14-740, Record Doc. No. 44 at p. 2 (E.D. La. July 23, 2015)
(Duval, J.) (quoting Thomas v. Miramar Lakes Homeowners
Ass'n, 2014 WL 3897809, at *4-5 (S.D. Tex. Aug. 6,
2014)). Thus, defendant's specific request that the court
dismiss the original complaint is DISMISSED AS MOOT.
Rule 12(b)(6) Legal Standard
plaintiff's supplemental memorandum sometimes refers to
and employs summary judgment standards, it is clear that this
particular motion is a pleading motion under Fed. R.
12(b)(6). Defendants move to dismiss all of
plaintiff's claims under Rule 12(b)(6) for failure to
state a claim upon which relief can be granted. Under this
rule, as clarified by the Supreme Court,
“a complaint must contain sufficient factual matter,
accepted as true, to ‘state a claim to relief that is
plausible on its face.'” A claim for relief is
plausible on its face “when the plaintiff pleads
factual content that allows the court to draw the reasonable
inference that the defendant is liable for the misconduct
alleged.” A claim for relief is implausible on its face
when “the well-pleaded facts do not permit the court to
infer more than the mere possibility of misconduct.”
Harold H. Huggins Realty, Inc. v. FNC, Inc., 634
F.3d 787, 796 (5th Cir. 2011) (quoting Ashcroft v.

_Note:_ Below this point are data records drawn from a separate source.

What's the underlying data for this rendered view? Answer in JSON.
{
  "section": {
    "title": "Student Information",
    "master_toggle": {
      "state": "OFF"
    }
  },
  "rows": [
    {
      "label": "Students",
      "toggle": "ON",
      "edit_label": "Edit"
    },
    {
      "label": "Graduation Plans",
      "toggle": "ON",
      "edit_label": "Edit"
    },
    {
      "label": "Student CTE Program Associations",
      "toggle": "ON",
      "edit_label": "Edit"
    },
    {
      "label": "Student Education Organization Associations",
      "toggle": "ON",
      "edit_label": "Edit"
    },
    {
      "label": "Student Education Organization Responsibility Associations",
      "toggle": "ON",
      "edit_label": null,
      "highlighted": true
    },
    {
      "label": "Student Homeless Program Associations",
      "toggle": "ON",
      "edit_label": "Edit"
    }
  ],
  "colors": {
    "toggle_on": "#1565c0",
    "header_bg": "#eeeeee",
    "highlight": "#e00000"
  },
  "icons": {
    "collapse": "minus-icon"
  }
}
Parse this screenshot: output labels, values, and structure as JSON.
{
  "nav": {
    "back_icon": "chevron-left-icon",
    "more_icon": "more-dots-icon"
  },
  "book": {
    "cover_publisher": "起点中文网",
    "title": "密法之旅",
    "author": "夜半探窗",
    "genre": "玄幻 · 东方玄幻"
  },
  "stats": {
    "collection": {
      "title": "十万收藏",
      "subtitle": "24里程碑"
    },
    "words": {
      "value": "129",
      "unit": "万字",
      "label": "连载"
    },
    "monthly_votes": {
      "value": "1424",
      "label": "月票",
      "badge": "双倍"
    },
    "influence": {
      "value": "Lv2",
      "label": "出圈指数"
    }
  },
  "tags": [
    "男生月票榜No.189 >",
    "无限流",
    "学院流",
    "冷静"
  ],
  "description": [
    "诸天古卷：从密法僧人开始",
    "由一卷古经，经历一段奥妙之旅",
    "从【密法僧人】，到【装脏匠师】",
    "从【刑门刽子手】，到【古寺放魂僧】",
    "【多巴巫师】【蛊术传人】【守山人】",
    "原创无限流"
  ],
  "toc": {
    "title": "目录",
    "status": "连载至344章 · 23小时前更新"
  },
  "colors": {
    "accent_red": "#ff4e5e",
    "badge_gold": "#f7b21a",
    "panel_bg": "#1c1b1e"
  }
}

Iqbal, 556 U.S. 662, 678 (2009)) (quoting Bell Atl.
Corp. v. Twombly, 550 U.S. 544 (2007))).
Supreme Court's decisions in Iqbal and
Twombly . . . did not alter the longstanding
requirement that when evaluating a motion to dismiss under
Rule 12(b)(6), a court must accept[ ] all well-pleaded facts
as true and view[ ] those facts in the light most favorable
to the plaintiff.” Id. at 803 n.44 (quotation
omitted); accord Murchison Capital Partners, L.P. v.
Nuance Commc'ns, Inc., 625 Fed.Appx. 617, 618 n.1
(5th Cir. 2015) (citing Wood v. Moss, 134 S.Ct.
2056, 2065 n.5 (2014)). “With respect to any
well-pleaded allegations ‘a court should assume their
veracity and then determine whether they plausibly give rise
to an entitlement to relief.'” Jabary v. City
of Allen, 547 Fed.Appx. 600, 604 (5th Cir. 2013)
(quoting Iqbal, 556 U.S. at 664). “Factual
allegations must be enough to raise a right to relief above
the speculative level, on the assumption that all the
allegations in the complaint are true (even if doubtful in
fact).” Maloney Gaming Mgmt., L.L.C. v. St. Tammany
Parish, 456 Fed.Appx. 336, 340 (5th Cir. 2011)
(quotations omitted) (citing Iqbal, 129 S.Ct. at
1959; Elsensohn v. St. Tammany Parish Sheriff's
Ofc., 530 F.3d 368, 371 (5th Cir. 2008); In re
Katrina Canal Breaches Litig., 495 F.3d 191, 205 n.10
(5th Cir. 2007)).
operative pleading, the amended complaint, Record Doc. No.
18, plaintiff asserts ten causes of action. The first cause
of action alleges race discrimination and retaliation under
42 U.S.C. § 1981. Id. at pp. 8-9, ¶¶
60-62. The second and third causes of action allege
discrimination and retaliation based on gender, race and color
under Title VII. Id. at pp. 9-10, ¶¶
63-69. The fourth and fifth causes of action allege
discrimination and retaliation under the Americans With
Disabilities Act (“ADA”). Id. at pp.
10-11, ¶¶ 70-78. The sixth and seventh causes of
action allege discrimination and retaliation based on gender,
race, color and disability under the Louisiana Employment
Discrimination Law, La. Rev. Stat. § 23:302 et
seq. and § 23:967. Id. at pp. 11-12,
¶¶ 79-86. The eighth, ninth and tenth causes of
action allege discrimination, retaliation and aiding and
abetting in discrimination and retaliation based on
plaintiff's gender, disability, race and color under the
City of New Orleans Municipal Code, citing § 86.20
Causes of Action Plaintiff Concedes Should Be Dismissed
and/or Voluntarily ...